Problem to work on — Everything in the listing below should be repeated verbatim, apart from the pictures.

________

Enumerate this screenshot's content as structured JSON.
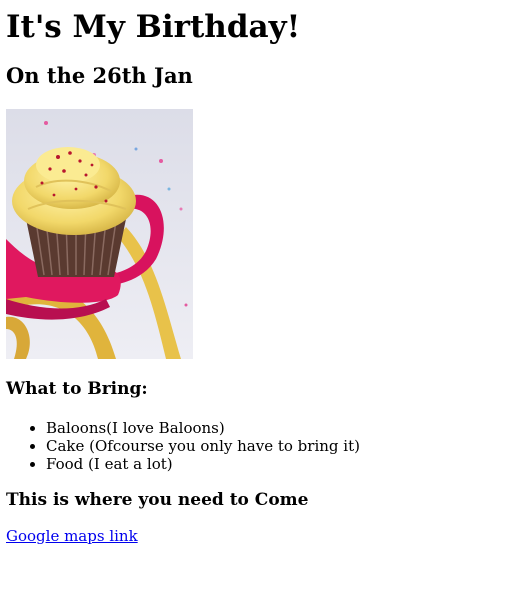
{
  "page": {
    "title": "It's My Birthday!",
    "date_heading": "On the 26th Jan"
  },
  "bring": {
    "heading": "What to Bring:",
    "items": [
      "Baloons(I love Baloons)",
      "Cake (Ofcourse you only have to bring it)",
      "Food (I eat a lot)"
    ]
  },
  "location": {
    "heading": "This is where you need to Come",
    "link_label": "Google maps link"
  },
  "colors": {
    "link": "#0000ee",
    "text": "#000000",
    "background": "#ffffff"
  },
  "icons": {
    "photo": "cupcake-with-ribbon"
  }
}
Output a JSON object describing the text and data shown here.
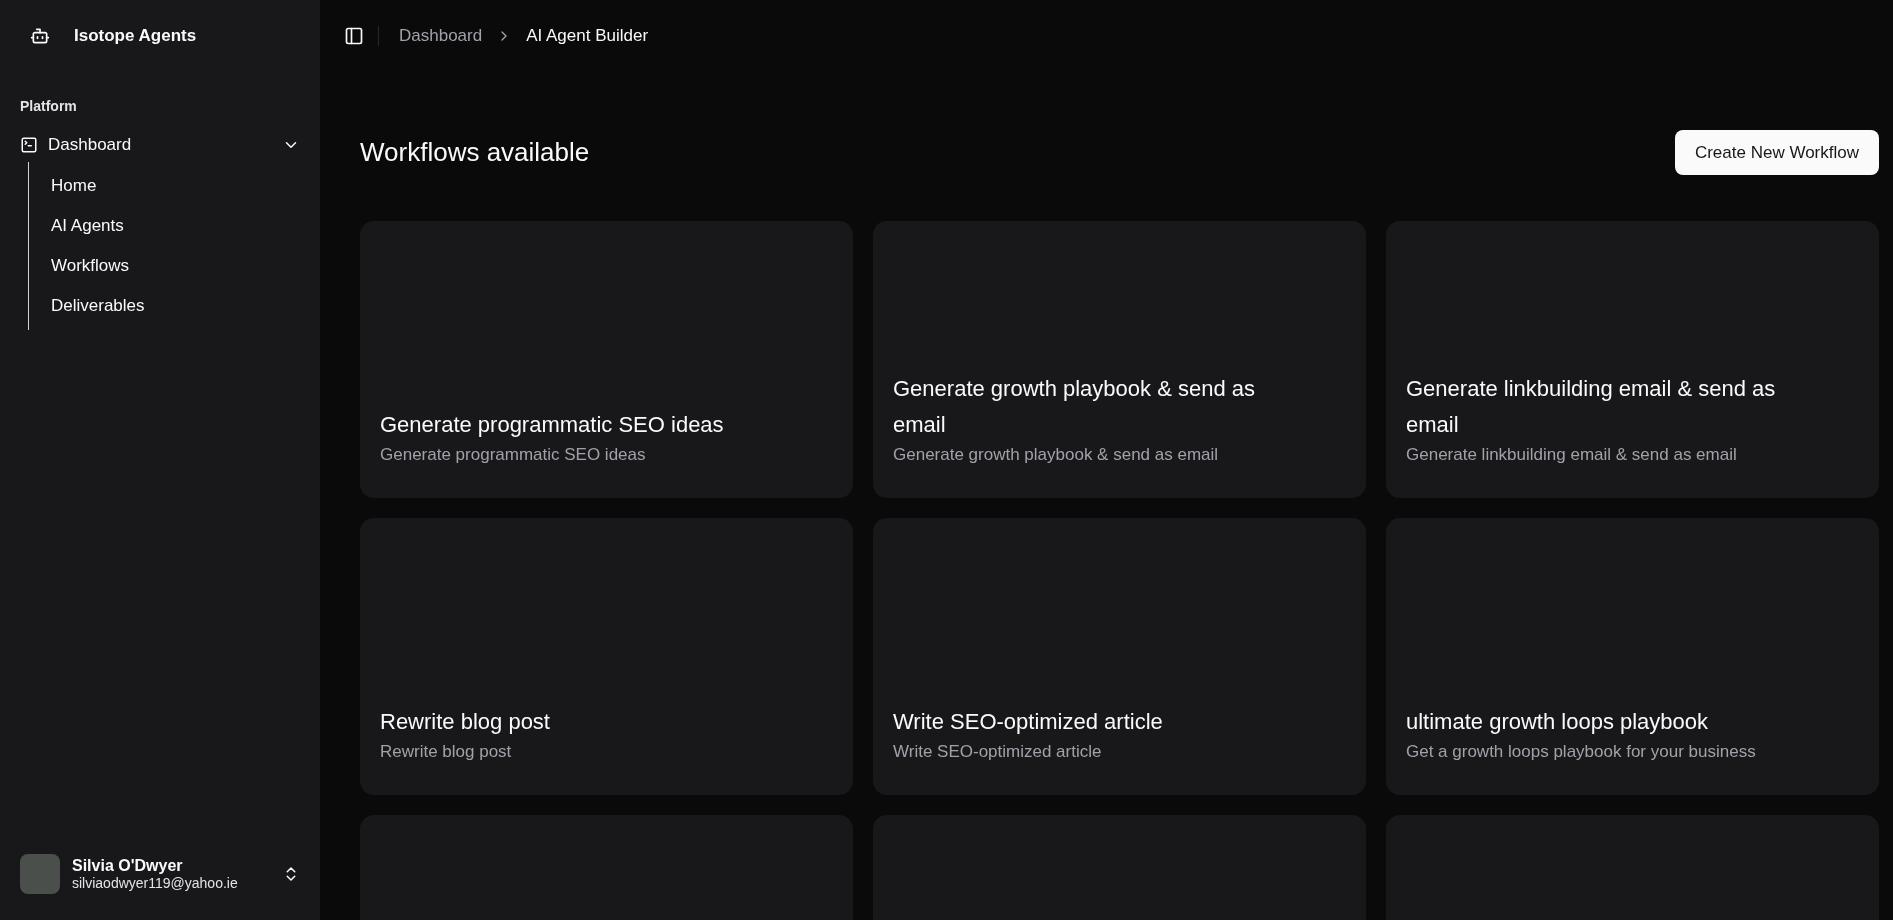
{
  "sidebar": {
    "brand": "Isotope Agents",
    "group_label": "Platform",
    "nav": [
      {
        "label": "Dashboard",
        "expanded": true,
        "children": [
          {
            "label": "Home"
          },
          {
            "label": "AI Agents"
          },
          {
            "label": "Workflows"
          },
          {
            "label": "Deliverables"
          }
        ]
      }
    ],
    "user": {
      "name": "Silvia O'Dwyer",
      "email": "silviaodwyer119@yahoo.ie"
    }
  },
  "breadcrumb": [
    {
      "label": "Dashboard",
      "current": false
    },
    {
      "label": "AI Agent Builder",
      "current": true
    }
  ],
  "page": {
    "title": "Workflows available",
    "action": "Create New Workflow"
  },
  "cards": [
    {
      "kind": "workflow",
      "title": "Generate programmatic SEO ideas",
      "description": "Generate programmatic SEO ideas"
    },
    {
      "kind": "workflow",
      "title": "Generate growth playbook & send as email",
      "description": "Generate growth playbook & send as email"
    },
    {
      "kind": "workflow",
      "title": "Generate linkbuilding email & send as email",
      "description": "Generate linkbuilding email & send as email"
    },
    {
      "kind": "workflow",
      "title": "Rewrite blog post",
      "description": "Rewrite blog post"
    },
    {
      "kind": "workflow",
      "title": "Write SEO-optimized article",
      "description": "Write SEO-optimized article"
    },
    {
      "kind": "workflow",
      "title": "ultimate growth loops playbook",
      "description": "Get a growth loops playbook for your business"
    },
    {
      "kind": "cut-off"
    },
    {
      "kind": "cut-off"
    },
    {
      "kind": "cut-off"
    }
  ]
}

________

Final answer —
Enumerate this screenshot's content as structured JSON.
{
  "page": {
    "title": "It's My Birthday!",
    "date_heading": "On the 26th Jan"
  },
  "bring": {
    "heading": "What to Bring:",
    "items": [
      "Baloons(I love Baloons)",
      "Cake (Ofcourse you only have to bring it)",
      "Food (I eat a lot)"
    ]
  },
  "location": {
    "heading": "This is where you need to Come",
    "link_label": "Google maps link"
  },
  "colors": {
    "link": "#0000ee",
    "text": "#000000",
    "background": "#ffffff"
  },
  "icons": {
    "photo": "cupcake-with-ribbon"
  }
}
Output a JSON object describing the text and data shown here.
{
  "sidebar": {
    "brand": "Isotope Agents",
    "group_label": "Platform",
    "nav": [
      {
        "label": "Dashboard",
        "expanded": true,
        "children": [
          {
            "label": "Home"
          },
          {
            "label": "AI Agents"
          },
          {
            "label": "Workflows"
          },
          {
            "label": "Deliverables"
          }
        ]
      }
    ],
    "user": {
      "name": "Silvia O'Dwyer",
      "email": "silviaodwyer119@yahoo.ie"
    }
  },
  "breadcrumb": [
    {
      "label": "Dashboard",
      "current": false
    },
    {
      "label": "AI Agent Builder",
      "current": true
    }
  ],
  "page": {
    "title": "Workflows available",
    "action": "Create New Workflow"
  },
  "cards": [
    {
      "kind": "workflow",
      "title": "Generate programmatic SEO ideas",
      "description": "Generate programmatic SEO ideas"
    },
    {
      "kind": "workflow",
      "title": "Generate growth playbook & send as email",
      "description": "Generate growth playbook & send as email"
    },
    {
      "kind": "workflow",
      "title": "Generate linkbuilding email & send as email",
      "description": "Generate linkbuilding email & send as email"
    },
    {
      "kind": "workflow",
      "title": "Rewrite blog post",
      "description": "Rewrite blog post"
    },
    {
      "kind": "workflow",
      "title": "Write SEO-optimized article",
      "description": "Write SEO-optimized article"
    },
    {
      "kind": "workflow",
      "title": "ultimate growth loops playbook",
      "description": "Get a growth loops playbook for your business"
    },
    {
      "kind": "cut-off"
    },
    {
      "kind": "cut-off"
    },
    {
      "kind": "cut-off"
    }
  ]
}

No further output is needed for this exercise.